Remove “Now Friends” Messages from Facebook Feeds
http://userscripts.org/scripts/show/61160
Description: Remove “Now Friends” Messages from Facebook Feeds.
IMO: I don’t care who my friends become friends with. I have 723 friends and they make a lot of new friends. This doesn’t need to clutter up my Feed. Check out the “See also” section of this page for links to other feed hiders you might like, including Remove “Attending,” “Attended,” “Became Fan,” “Joined Group,” and “Now Friends” Messages from Facebook Feeds.

Facebook Show Age
http://userscripts.org/scripts/show/59910
Description: Adds age next to birth date.
IMO: Perfect integration and works great. Age is far more important than birthday and it’s nice not having to calculate age in my head any more.

FBOnlineNow
http://userscripts.org/scripts/show/59795
*ONLY works after you’ve installed this app: http://apps.facebook.com/invisible/
Description: Turn off Facebook Chat and use FBOnlineNow to see who’s online (active or idle friends).
IMO: I was a little confused at first but now i love it. After you install this you’ll see 2 chat pull-up menues next to each other. the original chat menu is between the new one and notifications; it’s confusing because there’s no icon on it any more.

Facebook URL Cleaner
http://userscripts.org/scripts/show/29910
Description: Cleans Facebook URLs that don’t actually take you to a new page.
IMO: It works great. Now rather than http://facebook.com/profile.php?id=569919637#/profile.php?id=725831319, you’ll see http://facebook.com/profile.php?id=725831319

By the way my other favorite Facebook add-ons are Image Zoom and Download Statusbar. Cooliris is cool too but I usually have it disabled. And the most revolutionary, game-changing add-on ever made must be Addblock Plus. ABP deserves its own blog post though so look forward to that in the future.

If you try any of these, please comment and share your experience. Do you love these tweaks as much as I do?

55% Drop in Facebook’s College-Enrolled Registrations in Past 12 Months

55% Drop in Facebook’s College-Enrolled Registrations in Past 12 Months

An article on ReadWriteWeb discusses Facebook’s changing demographics, conveyed in the image below. The article focuses on the changing demographics, as the 55+ user base is exploding while the 18-24 range is growing least quickly. It questions how this change will affect Facebook’s market opportunities and whether its college-aged users – once the exclusive user base – is migrating somewhere new.

I think the site has already seen its explosion into the 18-24 base and is now enjoying a similar explosion in the 55+ area. If it had started out as a 55+ exclusive user base we’d witness the same trend in reverse, with 55+ growing slowly and 13-24 blossoming. This is because there is a finite number of people in each age range and the growth cannot continue to multiply at the same rate forever.
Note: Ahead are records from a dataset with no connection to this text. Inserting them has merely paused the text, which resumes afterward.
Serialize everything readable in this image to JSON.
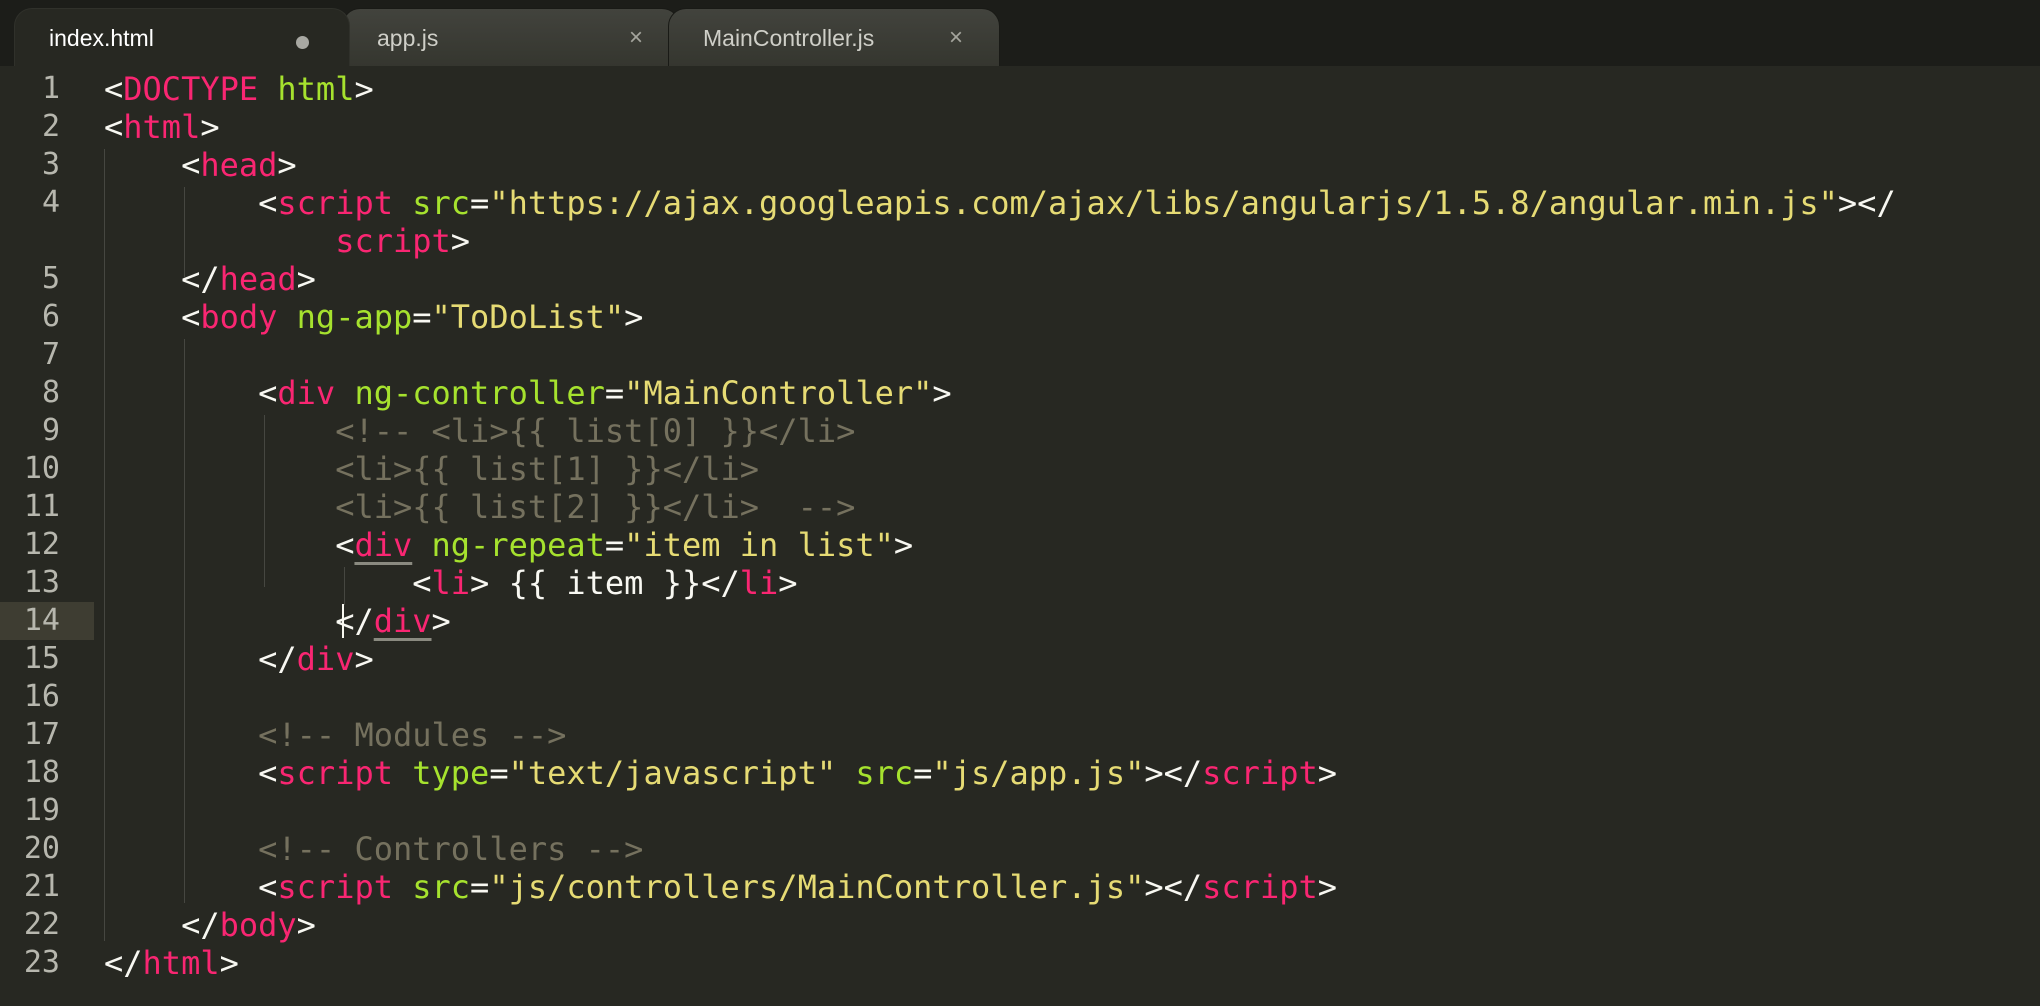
{
  "tabs": [
    {
      "label": "index.html",
      "active": true,
      "modified": true
    },
    {
      "label": "app.js",
      "active": false,
      "close_icon": "×"
    },
    {
      "label": "MainController.js",
      "active": false,
      "close_icon": "×"
    }
  ],
  "active_line": "14",
  "colors": {
    "background": "#272822",
    "tag": "#f92672",
    "attribute": "#a6e22e",
    "string": "#e6db74",
    "comment": "#75715e",
    "text": "#f8f8f2"
  },
  "lines": [
    {
      "n": "1",
      "tokens": [
        [
          "w",
          "<"
        ],
        [
          "t",
          "DOCTYPE"
        ],
        [
          "w",
          " "
        ],
        [
          "a",
          "html"
        ],
        [
          "w",
          ">"
        ]
      ]
    },
    {
      "n": "2",
      "tokens": [
        [
          "w",
          "<"
        ],
        [
          "t",
          "html"
        ],
        [
          "w",
          ">"
        ]
      ]
    },
    {
      "n": "3",
      "tokens": [
        [
          "w",
          "    <"
        ],
        [
          "t",
          "head"
        ],
        [
          "w",
          ">"
        ]
      ]
    },
    {
      "n": "4",
      "tokens": [
        [
          "w",
          "        <"
        ],
        [
          "t",
          "script"
        ],
        [
          "w",
          " "
        ],
        [
          "a",
          "src"
        ],
        [
          "w",
          "="
        ],
        [
          "s",
          "\"https://ajax.googleapis.com/ajax/libs/angularjs/1.5.8/angular.min.js\""
        ],
        [
          "w",
          "></"
        ]
      ]
    },
    {
      "n": "",
      "tokens": [
        [
          "w",
          "            "
        ],
        [
          "t",
          "script"
        ],
        [
          "w",
          ">"
        ]
      ]
    },
    {
      "n": "5",
      "tokens": [
        [
          "w",
          "    </"
        ],
        [
          "t",
          "head"
        ],
        [
          "w",
          ">"
        ]
      ]
    },
    {
      "n": "6",
      "tokens": [
        [
          "w",
          "    <"
        ],
        [
          "t",
          "body"
        ],
        [
          "w",
          " "
        ],
        [
          "a",
          "ng-app"
        ],
        [
          "w",
          "="
        ],
        [
          "s",
          "\"ToDoList\""
        ],
        [
          "w",
          ">"
        ]
      ]
    },
    {
      "n": "7",
      "tokens": []
    },
    {
      "n": "8",
      "tokens": [
        [
          "w",
          "        <"
        ],
        [
          "t",
          "div"
        ],
        [
          "w",
          " "
        ],
        [
          "a",
          "ng-controller"
        ],
        [
          "w",
          "="
        ],
        [
          "s",
          "\"MainController\""
        ],
        [
          "w",
          ">"
        ]
      ]
    },
    {
      "n": "9",
      "tokens": [
        [
          "w",
          "            "
        ],
        [
          "c",
          "<!-- <li>{{ list[0] }}</li>"
        ]
      ]
    },
    {
      "n": "10",
      "tokens": [
        [
          "w",
          "            "
        ],
        [
          "c",
          "<li>{{ list[1] }}</li>"
        ]
      ]
    },
    {
      "n": "11",
      "tokens": [
        [
          "w",
          "            "
        ],
        [
          "c",
          "<li>{{ list[2] }}</li>  -->"
        ]
      ]
    },
    {
      "n": "12",
      "tokens": [
        [
          "w",
          "            <"
        ],
        [
          "tu",
          "div"
        ],
        [
          "w",
          " "
        ],
        [
          "a",
          "ng-repeat"
        ],
        [
          "w",
          "="
        ],
        [
          "s",
          "\"item in list\""
        ],
        [
          "w",
          ">"
        ]
      ]
    },
    {
      "n": "13",
      "tokens": [
        [
          "w",
          "                <"
        ],
        [
          "t",
          "li"
        ],
        [
          "w",
          "> {{ item }}</"
        ],
        [
          "t",
          "li"
        ],
        [
          "w",
          ">"
        ]
      ]
    },
    {
      "n": "14",
      "tokens": [
        [
          "w",
          "            </"
        ],
        [
          "tu",
          "div"
        ],
        [
          "w",
          ">"
        ]
      ]
    },
    {
      "n": "15",
      "tokens": [
        [
          "w",
          "        </"
        ],
        [
          "t",
          "div"
        ],
        [
          "w",
          ">"
        ]
      ]
    },
    {
      "n": "16",
      "tokens": []
    },
    {
      "n": "17",
      "tokens": [
        [
          "w",
          "        "
        ],
        [
          "c",
          "<!-- Modules -->"
        ]
      ]
    },
    {
      "n": "18",
      "tokens": [
        [
          "w",
          "        <"
        ],
        [
          "t",
          "script"
        ],
        [
          "w",
          " "
        ],
        [
          "a",
          "type"
        ],
        [
          "w",
          "="
        ],
        [
          "s",
          "\"text/javascript\""
        ],
        [
          "w",
          " "
        ],
        [
          "a",
          "src"
        ],
        [
          "w",
          "="
        ],
        [
          "s",
          "\"js/app.js\""
        ],
        [
          "w",
          "></"
        ],
        [
          "t",
          "script"
        ],
        [
          "w",
          ">"
        ]
      ]
    },
    {
      "n": "19",
      "tokens": []
    },
    {
      "n": "20",
      "tokens": [
        [
          "w",
          "        "
        ],
        [
          "c",
          "<!-- Controllers -->"
        ]
      ]
    },
    {
      "n": "21",
      "tokens": [
        [
          "w",
          "        <"
        ],
        [
          "t",
          "script"
        ],
        [
          "w",
          " "
        ],
        [
          "a",
          "src"
        ],
        [
          "w",
          "="
        ],
        [
          "s",
          "\"js/controllers/MainController.js\""
        ],
        [
          "w",
          "></"
        ],
        [
          "t",
          "script"
        ],
        [
          "w",
          ">"
        ]
      ]
    },
    {
      "n": "22",
      "tokens": [
        [
          "w",
          "    </"
        ],
        [
          "t",
          "body"
        ],
        [
          "w",
          ">"
        ]
      ]
    },
    {
      "n": "23",
      "tokens": [
        [
          "w",
          "</"
        ],
        [
          "t",
          "html"
        ],
        [
          "w",
          ">"
        ]
      ]
    }
  ]
}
It would be interesting to see another study exploring the seeming exodus of college students. The site is growing in college-enrolled users at half the rate it did last year. Graduation should not be a factor because just as many incoming students can be expected to replace the grads. Are the students removing their college affiliation from their page? Or are college students deactivating their accounts on a massive scale?

I have a GreaseMonkey script installed which tracks my Facebook friends and alerts me when one is no longer my friend. Sometimes this means they deleted me as a friend and sometimes it means they’ve deactivated their account. They each seem to be happening at a rate of about 12 friends per month, out of 723 total friends. This trend implies that 20% of my friends are deactivating their accounts each year, though my GreaseMonkey script does not tell me how many of them reactivate their accounts. That is a surprisingly high number, but it doesn’t do much to explain the overall 55% drop in college-enrolled users.